## MATERIAL FOR THIS EXERCISE

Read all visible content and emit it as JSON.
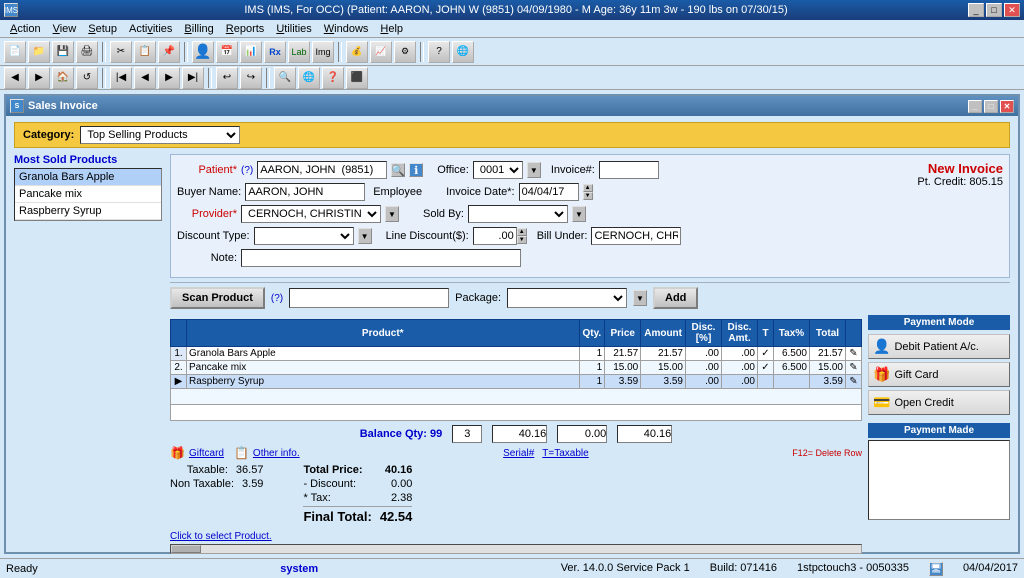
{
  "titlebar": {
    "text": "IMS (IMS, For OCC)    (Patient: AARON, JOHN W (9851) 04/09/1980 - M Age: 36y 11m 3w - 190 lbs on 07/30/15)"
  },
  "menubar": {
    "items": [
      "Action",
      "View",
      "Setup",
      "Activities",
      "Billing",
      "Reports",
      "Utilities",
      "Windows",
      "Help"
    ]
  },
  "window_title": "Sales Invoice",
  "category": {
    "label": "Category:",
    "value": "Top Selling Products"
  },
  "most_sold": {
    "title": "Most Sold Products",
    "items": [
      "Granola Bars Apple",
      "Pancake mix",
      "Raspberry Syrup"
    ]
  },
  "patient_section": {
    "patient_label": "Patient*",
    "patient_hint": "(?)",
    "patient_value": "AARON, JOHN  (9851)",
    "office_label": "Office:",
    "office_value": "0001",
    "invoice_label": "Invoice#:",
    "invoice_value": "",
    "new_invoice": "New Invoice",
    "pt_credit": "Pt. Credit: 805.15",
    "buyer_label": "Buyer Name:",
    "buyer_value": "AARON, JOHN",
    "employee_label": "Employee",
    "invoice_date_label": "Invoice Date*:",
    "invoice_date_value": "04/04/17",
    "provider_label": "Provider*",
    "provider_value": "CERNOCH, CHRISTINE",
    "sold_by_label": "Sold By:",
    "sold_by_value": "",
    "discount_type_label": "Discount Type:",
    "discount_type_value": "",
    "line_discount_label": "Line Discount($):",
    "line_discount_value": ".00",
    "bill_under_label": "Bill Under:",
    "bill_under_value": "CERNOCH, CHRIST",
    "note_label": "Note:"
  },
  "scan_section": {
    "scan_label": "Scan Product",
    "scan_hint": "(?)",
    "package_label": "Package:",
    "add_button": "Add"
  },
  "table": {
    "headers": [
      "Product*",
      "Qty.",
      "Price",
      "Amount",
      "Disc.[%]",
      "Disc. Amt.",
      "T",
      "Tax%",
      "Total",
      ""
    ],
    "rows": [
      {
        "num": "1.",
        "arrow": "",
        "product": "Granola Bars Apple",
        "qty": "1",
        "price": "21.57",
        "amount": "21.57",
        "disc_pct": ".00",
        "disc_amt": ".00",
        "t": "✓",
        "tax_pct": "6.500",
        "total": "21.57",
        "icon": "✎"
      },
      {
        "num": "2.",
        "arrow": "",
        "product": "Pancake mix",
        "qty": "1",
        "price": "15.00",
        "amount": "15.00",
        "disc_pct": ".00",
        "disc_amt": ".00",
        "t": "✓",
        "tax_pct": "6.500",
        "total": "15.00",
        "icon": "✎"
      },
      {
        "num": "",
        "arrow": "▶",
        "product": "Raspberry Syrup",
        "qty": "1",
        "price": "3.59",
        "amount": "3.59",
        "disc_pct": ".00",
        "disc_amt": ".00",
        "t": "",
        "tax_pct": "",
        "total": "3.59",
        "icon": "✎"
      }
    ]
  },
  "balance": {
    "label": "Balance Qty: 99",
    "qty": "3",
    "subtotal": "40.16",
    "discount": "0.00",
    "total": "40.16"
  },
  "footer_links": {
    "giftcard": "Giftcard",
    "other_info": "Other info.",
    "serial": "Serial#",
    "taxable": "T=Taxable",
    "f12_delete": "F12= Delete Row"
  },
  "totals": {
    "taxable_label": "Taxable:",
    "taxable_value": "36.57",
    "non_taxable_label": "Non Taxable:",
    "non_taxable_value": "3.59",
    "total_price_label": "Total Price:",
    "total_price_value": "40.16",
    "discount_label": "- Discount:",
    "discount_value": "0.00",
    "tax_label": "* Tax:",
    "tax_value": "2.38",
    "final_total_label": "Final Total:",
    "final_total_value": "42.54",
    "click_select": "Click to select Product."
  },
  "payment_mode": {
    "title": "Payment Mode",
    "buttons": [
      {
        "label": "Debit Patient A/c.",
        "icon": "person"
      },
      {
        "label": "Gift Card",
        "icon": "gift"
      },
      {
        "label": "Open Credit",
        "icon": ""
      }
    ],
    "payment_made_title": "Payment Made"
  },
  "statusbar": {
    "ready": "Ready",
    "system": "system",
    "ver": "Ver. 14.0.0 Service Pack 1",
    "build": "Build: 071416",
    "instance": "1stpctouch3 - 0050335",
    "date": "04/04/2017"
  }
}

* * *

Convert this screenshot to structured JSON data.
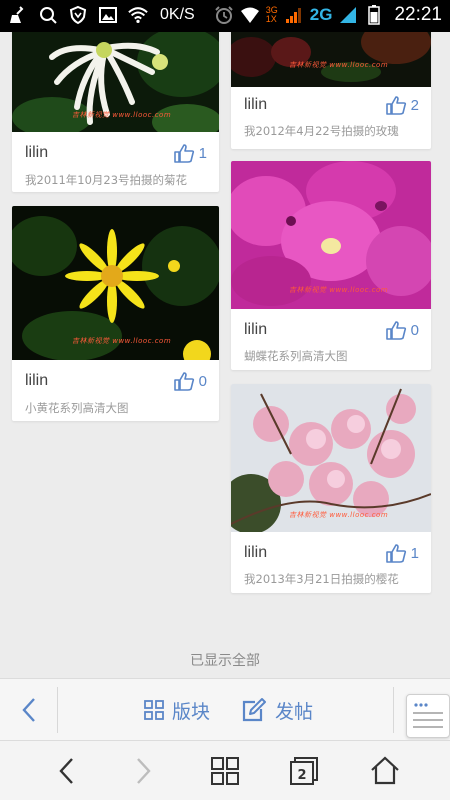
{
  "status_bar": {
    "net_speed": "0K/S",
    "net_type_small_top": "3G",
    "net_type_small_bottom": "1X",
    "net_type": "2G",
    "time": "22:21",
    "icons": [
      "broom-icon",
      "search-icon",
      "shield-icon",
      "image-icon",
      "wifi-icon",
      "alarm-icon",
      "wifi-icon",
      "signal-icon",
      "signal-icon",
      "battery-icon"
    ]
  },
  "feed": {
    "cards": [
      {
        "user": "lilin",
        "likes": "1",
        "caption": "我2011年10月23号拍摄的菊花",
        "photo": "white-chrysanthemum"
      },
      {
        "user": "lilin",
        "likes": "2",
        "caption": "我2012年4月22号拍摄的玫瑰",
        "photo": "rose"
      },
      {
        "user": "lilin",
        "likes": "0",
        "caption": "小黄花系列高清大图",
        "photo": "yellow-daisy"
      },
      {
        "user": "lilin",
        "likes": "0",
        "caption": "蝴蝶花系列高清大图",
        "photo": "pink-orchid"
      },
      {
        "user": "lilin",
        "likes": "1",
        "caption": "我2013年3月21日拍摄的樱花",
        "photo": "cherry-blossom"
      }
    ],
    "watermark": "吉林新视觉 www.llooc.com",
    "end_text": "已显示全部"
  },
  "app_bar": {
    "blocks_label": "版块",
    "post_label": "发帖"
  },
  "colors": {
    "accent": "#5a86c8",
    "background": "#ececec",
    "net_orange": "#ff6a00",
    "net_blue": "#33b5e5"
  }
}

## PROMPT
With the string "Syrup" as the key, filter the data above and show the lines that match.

## ANSWER SPACE
      "Raspberry Syrup"
        "product": "Raspberry Syrup",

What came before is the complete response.